Please reproduce the entire listing exactly.

BEGIN Records provided

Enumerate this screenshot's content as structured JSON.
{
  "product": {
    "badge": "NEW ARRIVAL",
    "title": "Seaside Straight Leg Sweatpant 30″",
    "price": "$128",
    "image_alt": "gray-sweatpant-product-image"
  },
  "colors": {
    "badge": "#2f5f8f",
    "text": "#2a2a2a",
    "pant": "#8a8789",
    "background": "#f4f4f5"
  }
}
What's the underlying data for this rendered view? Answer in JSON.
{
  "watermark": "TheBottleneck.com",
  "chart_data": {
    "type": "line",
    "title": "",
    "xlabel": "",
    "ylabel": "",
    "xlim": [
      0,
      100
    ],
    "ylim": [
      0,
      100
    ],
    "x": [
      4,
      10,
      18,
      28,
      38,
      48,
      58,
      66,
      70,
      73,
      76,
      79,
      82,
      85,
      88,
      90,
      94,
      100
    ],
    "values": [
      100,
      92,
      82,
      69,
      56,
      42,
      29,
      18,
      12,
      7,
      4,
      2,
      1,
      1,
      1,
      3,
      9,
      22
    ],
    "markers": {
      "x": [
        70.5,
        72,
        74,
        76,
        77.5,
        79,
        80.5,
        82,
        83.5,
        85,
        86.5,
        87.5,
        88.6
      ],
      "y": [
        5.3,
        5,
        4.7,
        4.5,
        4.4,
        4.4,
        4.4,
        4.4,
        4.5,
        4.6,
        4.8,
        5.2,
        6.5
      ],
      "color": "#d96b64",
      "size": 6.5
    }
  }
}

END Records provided

Final answer:
Enumerate this screenshot's content as structured JSON.
{
  "product": {
    "badge": "NEW ARRIVAL",
    "title": "Seaside Straight Leg Sweatpant 30″",
    "price": "$128",
    "image_alt": "gray-sweatpant-product-image"
  },
  "colors": {
    "badge": "#2f5f8f",
    "text": "#2a2a2a",
    "pant": "#8a8789",
    "background": "#f4f4f5"
  }
}
What's the underlying data for this rendered view? Answer in JSON.
{
  "watermark": "TheBottleneck.com",
  "chart_data": {
    "type": "line",
    "title": "",
    "xlabel": "",
    "ylabel": "",
    "xlim": [
      0,
      100
    ],
    "ylim": [
      0,
      100
    ],
    "x": [
      4,
      10,
      18,
      28,
      38,
      48,
      58,
      66,
      70,
      73,
      76,
      79,
      82,
      85,
      88,
      90,
      94,
      100
    ],
    "values": [
      100,
      92,
      82,
      69,
      56,
      42,
      29,
      18,
      12,
      7,
      4,
      2,
      1,
      1,
      1,
      3,
      9,
      22
    ],
    "markers": {
      "x": [
        70.5,
        72,
        74,
        76,
        77.5,
        79,
        80.5,
        82,
        83.5,
        85,
        86.5,
        87.5,
        88.6
      ],
      "y": [
        5.3,
        5,
        4.7,
        4.5,
        4.4,
        4.4,
        4.4,
        4.4,
        4.5,
        4.6,
        4.8,
        5.2,
        6.5
      ],
      "color": "#d96b64",
      "size": 6.5
    }
  }
}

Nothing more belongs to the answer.